Task description:
From the records below, copy the lines that include "bearbeiten".

Stored dataset items:
__________
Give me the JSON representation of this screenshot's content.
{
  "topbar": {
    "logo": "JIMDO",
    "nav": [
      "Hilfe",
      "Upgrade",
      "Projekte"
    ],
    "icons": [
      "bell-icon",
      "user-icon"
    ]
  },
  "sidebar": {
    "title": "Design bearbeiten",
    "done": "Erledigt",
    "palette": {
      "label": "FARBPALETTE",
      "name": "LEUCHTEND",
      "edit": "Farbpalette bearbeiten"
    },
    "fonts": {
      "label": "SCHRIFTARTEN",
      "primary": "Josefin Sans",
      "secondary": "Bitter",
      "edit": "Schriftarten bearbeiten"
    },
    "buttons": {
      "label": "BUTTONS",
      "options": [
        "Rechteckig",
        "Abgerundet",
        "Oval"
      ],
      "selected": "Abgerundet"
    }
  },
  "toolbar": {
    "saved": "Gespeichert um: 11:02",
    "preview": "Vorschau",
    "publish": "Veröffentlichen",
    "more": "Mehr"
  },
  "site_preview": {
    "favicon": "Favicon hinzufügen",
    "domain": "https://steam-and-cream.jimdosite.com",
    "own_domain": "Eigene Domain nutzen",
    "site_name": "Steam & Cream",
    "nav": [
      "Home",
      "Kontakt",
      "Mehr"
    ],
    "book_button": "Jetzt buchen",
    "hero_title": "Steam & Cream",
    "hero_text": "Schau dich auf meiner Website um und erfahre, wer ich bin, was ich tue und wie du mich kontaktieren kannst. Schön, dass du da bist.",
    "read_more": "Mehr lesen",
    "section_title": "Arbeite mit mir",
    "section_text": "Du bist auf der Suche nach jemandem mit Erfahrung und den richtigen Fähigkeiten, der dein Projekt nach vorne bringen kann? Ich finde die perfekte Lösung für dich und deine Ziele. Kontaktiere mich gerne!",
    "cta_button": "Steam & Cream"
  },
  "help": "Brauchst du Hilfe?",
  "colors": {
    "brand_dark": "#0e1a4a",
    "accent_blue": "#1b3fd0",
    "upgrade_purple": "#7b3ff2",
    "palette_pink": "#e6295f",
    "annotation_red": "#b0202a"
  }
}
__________
Answer to this task:
    "title": "Design bearbeiten",
      "edit": "Farbpalette bearbeiten"
      "edit": "Schriftarten bearbeiten"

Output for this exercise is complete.